The Model Master


The Model Master

By Most W. Bro William Mercer Wilson 
Originally Published In The Craftsman 1866

Editor's Note

Most Worshipful Brother William Mercer Wilson was the first Grand Master of the
Grand Lodge of Canada in the Province of Ontario. He was 42 years of age when he
took the gavel as Grand Master and over his life served the Grand Lodge three
times. Most W. Brother Wilson was Grand Master from 1855 - 1859, 1866 - 1867,
and from 1872 - 1874. The following is an article published by our Most
Worshipful Brother in 1866 during his second term in office as it was published
in the Craftsman in 1866. It tells of the virtues and skills needed for a Master
to successfully govern his lodge. These words are as applicable today as they
were in 1866.

The Model Master

To become the model Master of a Lodge should be the ambition of every Brother,
and to discharge with efficiency and zeal the duties of that important office
should be his most anxious desire. These duties are not confined to the mere
repetition of a few phrases, learned by rote, but he should be enabled to
instruct the Craft, not only as to the meaning and origin of our ceremonies, but
also to explain to them the philosophy which is veiled in its allegories and
illustrated by its symbols.

He should be able, also, to convince his Brethren, that all science and art,
legitimately directed, are but lines that radiate towards the great " I AM;"
that the Sciences are the media by which we are led to contemplate the goodness,
greatness, wisdom and power, of the Great Architect of the Universe; and that
the Arts are the modes we have developed of expressing our sense and admiration
of the wondrous glories of an Almighty Father which are scattered around us.
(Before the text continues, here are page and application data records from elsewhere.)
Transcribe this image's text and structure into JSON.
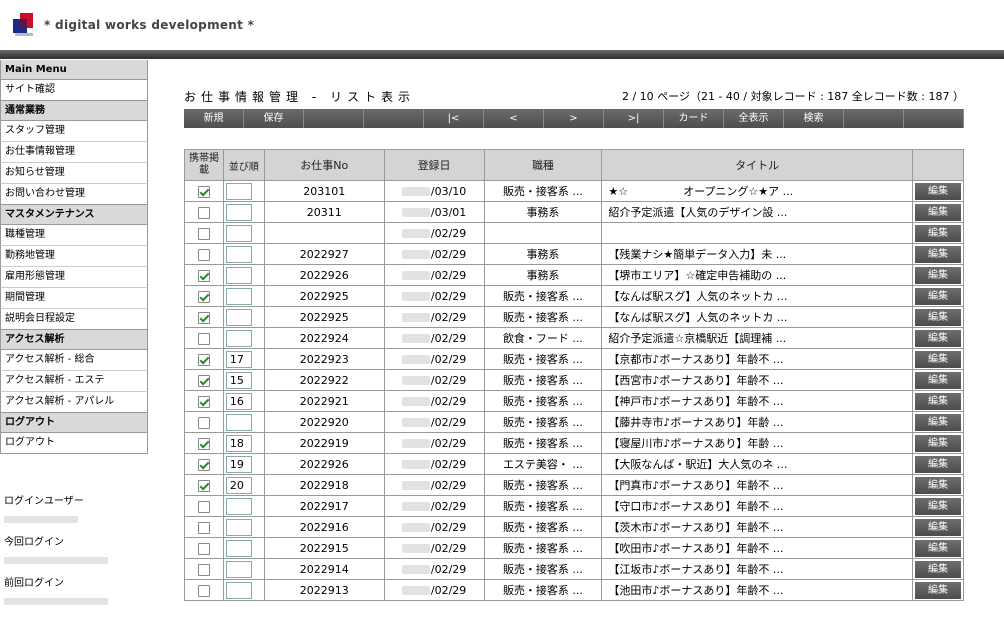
{
  "header": {
    "brand": "* digital works development *"
  },
  "sidebar": {
    "sections": [
      {
        "head": "Main Menu",
        "items": [
          "サイト確認"
        ]
      },
      {
        "head": "通常業務",
        "items": [
          "スタッフ管理",
          "お仕事情報管理",
          "お知らせ管理",
          "お問い合わせ管理"
        ]
      },
      {
        "head": "マスタメンテナンス",
        "items": [
          "職種管理",
          "勤務地管理",
          "雇用形態管理",
          "期間管理",
          "説明会日程設定"
        ]
      },
      {
        "head": "アクセス解析",
        "items": [
          "アクセス解析 - 総合",
          "アクセス解析 - エステ",
          "アクセス解析 - アパレル"
        ]
      },
      {
        "head": "ログアウト",
        "items": [
          "ログアウト"
        ]
      }
    ],
    "login_user_label": "ログインユーザー",
    "this_login_label": "今回ログイン",
    "last_login_label": "前回ログイン"
  },
  "main": {
    "title": "お仕事情報管理 - リスト表示",
    "page_info": "2 / 10 ページ（21 - 40 / 対象レコード : 187 全レコード数 : 187 ）",
    "toolbar": [
      "新規",
      "保存",
      "",
      "",
      "|<",
      "<",
      ">",
      ">|",
      "カード",
      "全表示",
      "検索",
      "",
      ""
    ],
    "columns": [
      "携帯掲載",
      "並び順",
      "お仕事No",
      "登録日",
      "職種",
      "タイトル",
      ""
    ],
    "edit_label": "編集",
    "rows": [
      {
        "checked": true,
        "order": "",
        "no": "203101",
        "date": "/03/10",
        "job": "販売・接客系 ...",
        "title": "★☆　　　　　オープニング☆★ア ..."
      },
      {
        "checked": false,
        "order": "",
        "no": "20311",
        "date": "/03/01",
        "job": "事務系",
        "title": "紹介予定派遣【人気のデザイン設 ..."
      },
      {
        "checked": false,
        "order": "",
        "no": "",
        "date": "/02/29",
        "job": "",
        "title": ""
      },
      {
        "checked": false,
        "order": "",
        "no": "2022927",
        "date": "/02/29",
        "job": "事務系",
        "title": "【残業ナシ★簡単データ入力】未 ..."
      },
      {
        "checked": true,
        "order": "",
        "no": "2022926",
        "date": "/02/29",
        "job": "事務系",
        "title": "【堺市エリア】☆確定申告補助の ..."
      },
      {
        "checked": true,
        "order": "",
        "no": "2022925",
        "date": "/02/29",
        "job": "販売・接客系 ...",
        "title": "【なんば駅スグ】人気のネットカ ..."
      },
      {
        "checked": true,
        "order": "",
        "no": "2022925",
        "date": "/02/29",
        "job": "販売・接客系 ...",
        "title": "【なんば駅スグ】人気のネットカ ..."
      },
      {
        "checked": false,
        "order": "",
        "no": "2022924",
        "date": "/02/29",
        "job": "飲食・フード ...",
        "title": "紹介予定派遣☆京橋駅近【調理補 ..."
      },
      {
        "checked": true,
        "order": "17",
        "no": "2022923",
        "date": "/02/29",
        "job": "販売・接客系 ...",
        "title": "【京都市♪ボーナスあり】年齢不 ..."
      },
      {
        "checked": true,
        "order": "15",
        "no": "2022922",
        "date": "/02/29",
        "job": "販売・接客系 ...",
        "title": "【西宮市♪ボーナスあり】年齢不 ..."
      },
      {
        "checked": true,
        "order": "16",
        "no": "2022921",
        "date": "/02/29",
        "job": "販売・接客系 ...",
        "title": "【神戸市♪ボーナスあり】年齢不 ..."
      },
      {
        "checked": false,
        "order": "",
        "no": "2022920",
        "date": "/02/29",
        "job": "販売・接客系 ...",
        "title": "【藤井寺市♪ボーナスあり】年齢 ..."
      },
      {
        "checked": true,
        "order": "18",
        "no": "2022919",
        "date": "/02/29",
        "job": "販売・接客系 ...",
        "title": "【寝屋川市♪ボーナスあり】年齢 ..."
      },
      {
        "checked": true,
        "order": "19",
        "no": "2022926",
        "date": "/02/29",
        "job": "エステ美容・ ...",
        "title": "【大阪なんば・駅近】大人気のネ ..."
      },
      {
        "checked": true,
        "order": "20",
        "no": "2022918",
        "date": "/02/29",
        "job": "販売・接客系 ...",
        "title": "【門真市♪ボーナスあり】年齢不 ..."
      },
      {
        "checked": false,
        "order": "",
        "no": "2022917",
        "date": "/02/29",
        "job": "販売・接客系 ...",
        "title": "【守口市♪ボーナスあり】年齢不 ..."
      },
      {
        "checked": false,
        "order": "",
        "no": "2022916",
        "date": "/02/29",
        "job": "販売・接客系 ...",
        "title": "【茨木市♪ボーナスあり】年齢不 ..."
      },
      {
        "checked": false,
        "order": "",
        "no": "2022915",
        "date": "/02/29",
        "job": "販売・接客系 ...",
        "title": "【吹田市♪ボーナスあり】年齢不 ..."
      },
      {
        "checked": false,
        "order": "",
        "no": "2022914",
        "date": "/02/29",
        "job": "販売・接客系 ...",
        "title": "【江坂市♪ボーナスあり】年齢不 ..."
      },
      {
        "checked": false,
        "order": "",
        "no": "2022913",
        "date": "/02/29",
        "job": "販売・接客系 ...",
        "title": "【池田市♪ボーナスあり】年齢不 ..."
      }
    ]
  }
}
The Master of a Lodge should also, in his life and in his conversation, be a
model for his Brethren to admire and imitate, and should himself practice, out
of the Lodge, those great moral doctrines and virtues which he inculcates within
its walls. He should be punctual and methodical in all things, and, both by his
character and conduct, command the respect, the esteem, and good will of all
men; for, as the Master is supreme in his Lodge, and distinguished by his
position in the Craft, so should he also be distinguished as the possessor of an
irreproachable character, a dignified demeanor, an expanded intellect, and a
liberal education. Happy and prosperous must those Lodges be which are governed
by such men! - their time of meeting is looked forward to by the Brethren with
the most pleasing anticipation. Prompt at the hour, every Brother is at his
station, and the work is carried on with pleasure and profit. The Worshipful
Master who presides over his Lodge with ability, firmness, and decision; (for
without force of character there can be no force of impression) whose manner is
courteous yet dignified; whose decisions are consonant with reason and Masonic
Law; and who dispenses light and information among the Craft, will ever be
regarded by his Brethren as one who is entitled to their highest respect and
their most fraternal regard.

The anxious enquirer after Truth and Light feels that he may appeal with
confidence and safety to such a ruler of a Lodge, as to one who is not only able
and willing to reward and advance him according to his ability and worth, but to
one whose duty and high privilege it is to diffuse the beams of light and to
scatter abroad the seeds of truth. The aspirant, animated by the love of truth,
uninfluenced by mercenary motives, duly appreciating the philosopher's apothegm,
that "Knowledge is Power," and prompted by higher desires, eagerly presses
forward, believing in a nobler destiny and aspiring after a brighter record; it
is the Master's duty to assist him in his research - it is his high privilege to
"pour the balm of instruction o'er the mind," to fill it with light, to stir up
its powers, and to raise it to its proper supremacy over matter. It is for him
to bestow upon the neophyte - if he finds him worthy and qualified - not only
wealth but power also; not the wealth that corrupts its owner, nor the power
which enslaves its dependent, but the ennobling wealth of wisdom and the
enduring power of knowledge.

The Financial affairs of the Lodge are managed by such a Master with prudence
and economy - he regards debts due either by or to his Lodge peculiarly as debts
of honor, and takes care to have them promptly arranged - the Brethren, loving
the man and respecting his authority, submit to his decision with cheerfulness
and alacrity, and are ready at all times to aid him in his efforts to advance
the interests of the Order. The cement with which he has bound the Brethren
together is not confined to the Lodge Room, but is carried out into the world,
and practical illustrations of friendship and brotherly love are daily
exemplified. Time will not now permit me to enlarge upon the various qualities
and virtues which adorn the model Master. I must therefore leave the subject for
the present, and conclude by remarking, that I feel proud and happy in being
enabled to say that, I believe, we have among us many Masters and Past Masters
of Lodges who are an honor to the Fraternity and the Order-many, who are not
only Masters of men but also of work, and who are indeed entitled to the proud
distinction of being regarded as the cream of the Craft.